As we celebrate the annual Small Business Friday (1 September), we acknowledge the risks and the sacrifices small businesses make to South Africa and our economy. Entrepreneurship is a difficult, yet rewarding path to follow. Some challenges you might face as a small business owner include cash flow problems, difficulty in attracting top talent and finding time to innovate.
The good news is that digital tools – and the impact they’re having on the workplace – give you access to the audience, information and resources you need to overcome common challenges and tip the scale in your favour.
Here is my list of the top struggles start-up businesses face and some ideas to overcome them:
1. Attracting customers
Challenge: As a small business owner, you’re competing for customers with businesses that have more money to spend on sales and marketing than you do. Print and radio advertising can be expensive, and it’s difficult to be sure whether they’re successfully attracting new customers to your business.
Hack: Social media platforms such as Facebook and Twitter, and search engines like Google, offer you an affordable cost of entry for advertising. You can set strict budgets so that you don’t overspend, and you can target people by factors such as their location, interests and demographics. You can also easily track how people share and interact with your content so that you can optimise for better results. Keep in mind that while social media can be useful, don’t forget about your connections offline. Networking is still a great tool to gain the trust of others and gather some referrals.
2. Mastering the art of paperwork
Challenge: You’re not ready to invest in a proper accounting package, perhaps because you’re not familiar with accounting solutions or because you don’t want to spend the money. Yet you also realise that doing your invoicing and quoting on Excel spreadsheets is time-consuming – and it can be a nuisance to track unpaid amounts.
Hack: Simple and affordable online software enables business owners to quote and invoice on-the-go from a PC or mobile device, as long as they have access to an Internet connection. It takes seconds to generate a quote while you’re sitting with a client, or to send an invoice once the job is finished. It’s also easy to track unpaid invoices and to see how business is doing. Plus, it will also generate the quote and invoice on your company’s branding, for a professional look.
3. Hiring the right people
Challenge: When you’re ready to grow from one-person or two-person company, you need to find the right people to take your business to the right level.
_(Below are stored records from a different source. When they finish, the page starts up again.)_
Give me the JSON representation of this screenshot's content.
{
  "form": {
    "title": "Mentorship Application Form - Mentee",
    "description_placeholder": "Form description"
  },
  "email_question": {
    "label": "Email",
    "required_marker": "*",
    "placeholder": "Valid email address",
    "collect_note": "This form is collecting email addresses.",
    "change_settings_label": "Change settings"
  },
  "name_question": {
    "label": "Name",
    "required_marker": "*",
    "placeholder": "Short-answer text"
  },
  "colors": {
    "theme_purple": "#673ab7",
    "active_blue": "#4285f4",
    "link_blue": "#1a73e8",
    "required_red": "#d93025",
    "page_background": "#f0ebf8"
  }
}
You probably will not be able to pay them as much as a bigger company; what’s more, you need to hire carefully to ensure that they fit with your company culture and your management style.
Hack: Let your business network know that you’re hiring and look carefully at the people your contacts refer to you. This is a great way of tapping into talent that will be a fit for your business without publishing an ad or turning to an external recruiter. Don’t look at qualifications alone – hire people for their attitude and their willingness to grow with your company.
4. Mastering multiple roles
Challenge: Every small business owner needs to be a jack-of-all-trades, managing everything from the printer and the coffee machine to finance, sales and operations. As your company grows, you’ll need access to more specialised skills to run an effective business. At the same time, you might not have budget to pay for a full-time accountant, IT manager, HR manager and marketing director.
Hack: Selectively outsource your business needs to freelancers and agencies who know your industry and who work with other small businesses. This will free your time up for innovation, product development, sales and other aspects of your business you consider to be your real strengths. It will also give you access to fresh perspectives and helpful advice.
Viresh Harduth is the Vice President: New Customer Acquisition (Start up and Small Business) at Sage Africa & Middle East.